After the cleaning in ’53 the Islamic governments of Pakistan, Egypt, and Indonesia found out about the statue, and demanded that it be removed since Islamic law prohibits human portraiture, especially portraits of Muhammad. In 1955 the marble figure of Muhammad was not only taken down, it was apparently destroyed… and then there were nine. Good luck finding a photograph of the statue, if a photo of it exists no one will publish it out of fear of retribution.
Facing the entrance of the courthouse, the Muhammad statue would have been seen on the rooftop at its westernmost corner. Of course the removal of the Mohammad figure in ’55 left an open space in the lineup of statues placed along the rooftop. The remedy was simple; the statues that had stood left of Mohammad were each moved over one place, that left an empty pedestal on the easternmost corner of the building. Things remained like this for almost seventy years… that is until Shahzia Sikander arrived.

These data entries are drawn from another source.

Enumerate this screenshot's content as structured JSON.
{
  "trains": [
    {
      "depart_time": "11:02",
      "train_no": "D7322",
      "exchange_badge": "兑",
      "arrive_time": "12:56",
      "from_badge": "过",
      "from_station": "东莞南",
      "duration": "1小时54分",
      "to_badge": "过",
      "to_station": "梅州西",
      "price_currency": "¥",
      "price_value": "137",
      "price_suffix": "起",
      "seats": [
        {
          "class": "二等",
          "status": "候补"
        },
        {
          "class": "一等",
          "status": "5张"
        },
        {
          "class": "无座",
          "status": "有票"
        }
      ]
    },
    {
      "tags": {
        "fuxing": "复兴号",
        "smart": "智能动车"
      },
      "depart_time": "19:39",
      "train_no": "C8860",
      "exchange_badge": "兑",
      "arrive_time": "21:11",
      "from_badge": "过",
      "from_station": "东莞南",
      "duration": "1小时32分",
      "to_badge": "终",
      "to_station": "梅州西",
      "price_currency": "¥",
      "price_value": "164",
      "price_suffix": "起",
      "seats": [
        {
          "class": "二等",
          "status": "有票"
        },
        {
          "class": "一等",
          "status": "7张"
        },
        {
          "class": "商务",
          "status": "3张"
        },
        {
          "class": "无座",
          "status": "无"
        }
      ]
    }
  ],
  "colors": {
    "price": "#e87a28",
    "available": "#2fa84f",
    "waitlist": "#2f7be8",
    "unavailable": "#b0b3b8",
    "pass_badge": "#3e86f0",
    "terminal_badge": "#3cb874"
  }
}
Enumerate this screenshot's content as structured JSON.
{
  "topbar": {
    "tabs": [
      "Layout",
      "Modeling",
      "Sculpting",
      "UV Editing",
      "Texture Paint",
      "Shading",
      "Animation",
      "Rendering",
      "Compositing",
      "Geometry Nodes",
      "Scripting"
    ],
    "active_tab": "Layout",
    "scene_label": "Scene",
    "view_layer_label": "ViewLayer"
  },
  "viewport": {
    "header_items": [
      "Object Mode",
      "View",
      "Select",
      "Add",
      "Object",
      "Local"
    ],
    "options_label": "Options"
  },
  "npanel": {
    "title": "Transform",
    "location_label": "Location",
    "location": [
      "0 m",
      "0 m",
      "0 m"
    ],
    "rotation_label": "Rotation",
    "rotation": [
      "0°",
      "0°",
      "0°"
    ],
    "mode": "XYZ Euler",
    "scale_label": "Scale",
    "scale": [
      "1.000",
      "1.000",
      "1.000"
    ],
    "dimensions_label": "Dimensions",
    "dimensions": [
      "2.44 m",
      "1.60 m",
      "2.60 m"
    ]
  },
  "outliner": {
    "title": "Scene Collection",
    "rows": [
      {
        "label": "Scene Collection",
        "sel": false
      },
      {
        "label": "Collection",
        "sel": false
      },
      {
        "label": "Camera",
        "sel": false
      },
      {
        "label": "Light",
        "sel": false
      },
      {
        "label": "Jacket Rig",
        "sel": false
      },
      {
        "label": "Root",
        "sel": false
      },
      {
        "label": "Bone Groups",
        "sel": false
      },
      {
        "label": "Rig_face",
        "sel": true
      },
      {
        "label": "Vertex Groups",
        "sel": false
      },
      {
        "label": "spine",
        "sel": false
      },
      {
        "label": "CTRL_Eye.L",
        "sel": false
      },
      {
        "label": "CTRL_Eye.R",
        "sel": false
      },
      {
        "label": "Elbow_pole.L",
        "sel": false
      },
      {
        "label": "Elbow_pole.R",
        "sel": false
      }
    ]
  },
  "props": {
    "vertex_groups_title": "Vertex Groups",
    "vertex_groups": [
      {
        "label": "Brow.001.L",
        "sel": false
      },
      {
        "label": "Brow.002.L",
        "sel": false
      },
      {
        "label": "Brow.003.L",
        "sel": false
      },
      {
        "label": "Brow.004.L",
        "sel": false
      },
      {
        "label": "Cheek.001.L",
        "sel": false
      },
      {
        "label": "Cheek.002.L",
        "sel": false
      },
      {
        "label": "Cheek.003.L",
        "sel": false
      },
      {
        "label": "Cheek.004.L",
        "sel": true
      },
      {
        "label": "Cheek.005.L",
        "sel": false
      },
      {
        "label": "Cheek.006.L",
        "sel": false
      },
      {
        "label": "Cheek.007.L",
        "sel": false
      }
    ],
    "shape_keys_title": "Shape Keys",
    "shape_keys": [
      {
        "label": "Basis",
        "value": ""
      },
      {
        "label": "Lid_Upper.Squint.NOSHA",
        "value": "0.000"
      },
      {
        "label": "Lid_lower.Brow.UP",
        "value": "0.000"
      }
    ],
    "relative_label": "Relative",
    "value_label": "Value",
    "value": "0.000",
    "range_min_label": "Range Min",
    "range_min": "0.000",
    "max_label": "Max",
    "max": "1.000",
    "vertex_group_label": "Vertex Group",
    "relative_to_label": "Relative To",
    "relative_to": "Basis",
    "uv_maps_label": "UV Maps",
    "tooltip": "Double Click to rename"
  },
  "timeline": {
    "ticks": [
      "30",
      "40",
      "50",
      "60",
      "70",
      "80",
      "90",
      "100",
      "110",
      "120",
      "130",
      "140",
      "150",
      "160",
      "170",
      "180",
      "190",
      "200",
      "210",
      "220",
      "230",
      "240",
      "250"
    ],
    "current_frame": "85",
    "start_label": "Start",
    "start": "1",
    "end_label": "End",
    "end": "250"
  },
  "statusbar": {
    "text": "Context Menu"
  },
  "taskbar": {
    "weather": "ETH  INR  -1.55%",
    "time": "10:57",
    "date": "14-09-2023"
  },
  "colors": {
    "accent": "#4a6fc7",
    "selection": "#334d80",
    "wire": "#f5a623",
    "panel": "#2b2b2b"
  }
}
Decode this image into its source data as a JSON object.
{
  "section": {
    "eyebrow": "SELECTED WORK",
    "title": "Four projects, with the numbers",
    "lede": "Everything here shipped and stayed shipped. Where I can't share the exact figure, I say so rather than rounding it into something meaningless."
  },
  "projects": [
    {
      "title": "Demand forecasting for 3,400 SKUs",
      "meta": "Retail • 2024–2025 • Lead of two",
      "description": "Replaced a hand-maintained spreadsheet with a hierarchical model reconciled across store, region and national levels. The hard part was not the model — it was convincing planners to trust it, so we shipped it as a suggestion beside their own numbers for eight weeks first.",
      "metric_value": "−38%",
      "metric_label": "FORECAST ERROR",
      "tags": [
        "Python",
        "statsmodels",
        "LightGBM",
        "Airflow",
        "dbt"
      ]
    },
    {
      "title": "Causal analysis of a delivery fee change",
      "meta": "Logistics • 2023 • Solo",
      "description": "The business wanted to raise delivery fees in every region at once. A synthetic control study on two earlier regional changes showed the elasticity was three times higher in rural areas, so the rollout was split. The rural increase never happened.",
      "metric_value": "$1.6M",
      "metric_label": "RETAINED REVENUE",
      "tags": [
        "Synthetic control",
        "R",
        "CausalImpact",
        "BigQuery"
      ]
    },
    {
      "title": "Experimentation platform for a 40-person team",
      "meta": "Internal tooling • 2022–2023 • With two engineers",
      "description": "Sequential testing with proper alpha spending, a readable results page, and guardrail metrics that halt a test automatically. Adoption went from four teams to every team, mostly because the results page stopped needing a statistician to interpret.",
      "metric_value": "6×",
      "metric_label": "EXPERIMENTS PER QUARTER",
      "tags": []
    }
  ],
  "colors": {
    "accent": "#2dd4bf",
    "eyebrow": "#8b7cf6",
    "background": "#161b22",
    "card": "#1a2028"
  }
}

That’s another great irony in this tale. Sikander, the Muslim Pakistani-American artist, was able to leave a decidedly un-Islamic statue on the easternmost corner pedestal, because the statue of Mohammad had been removed and destroyed.
In an Artists Statement uploaded on the Madison Square Park Conservancy website, Sikander said: “I have always had an affinity for the anti-monument in my practice.” She certainly achieved her goal with NOW. In that same statement the artist noted that her “artistic process” starts as “engagement with community, and careful listening.”
Well, I hope she’s listening very carefully.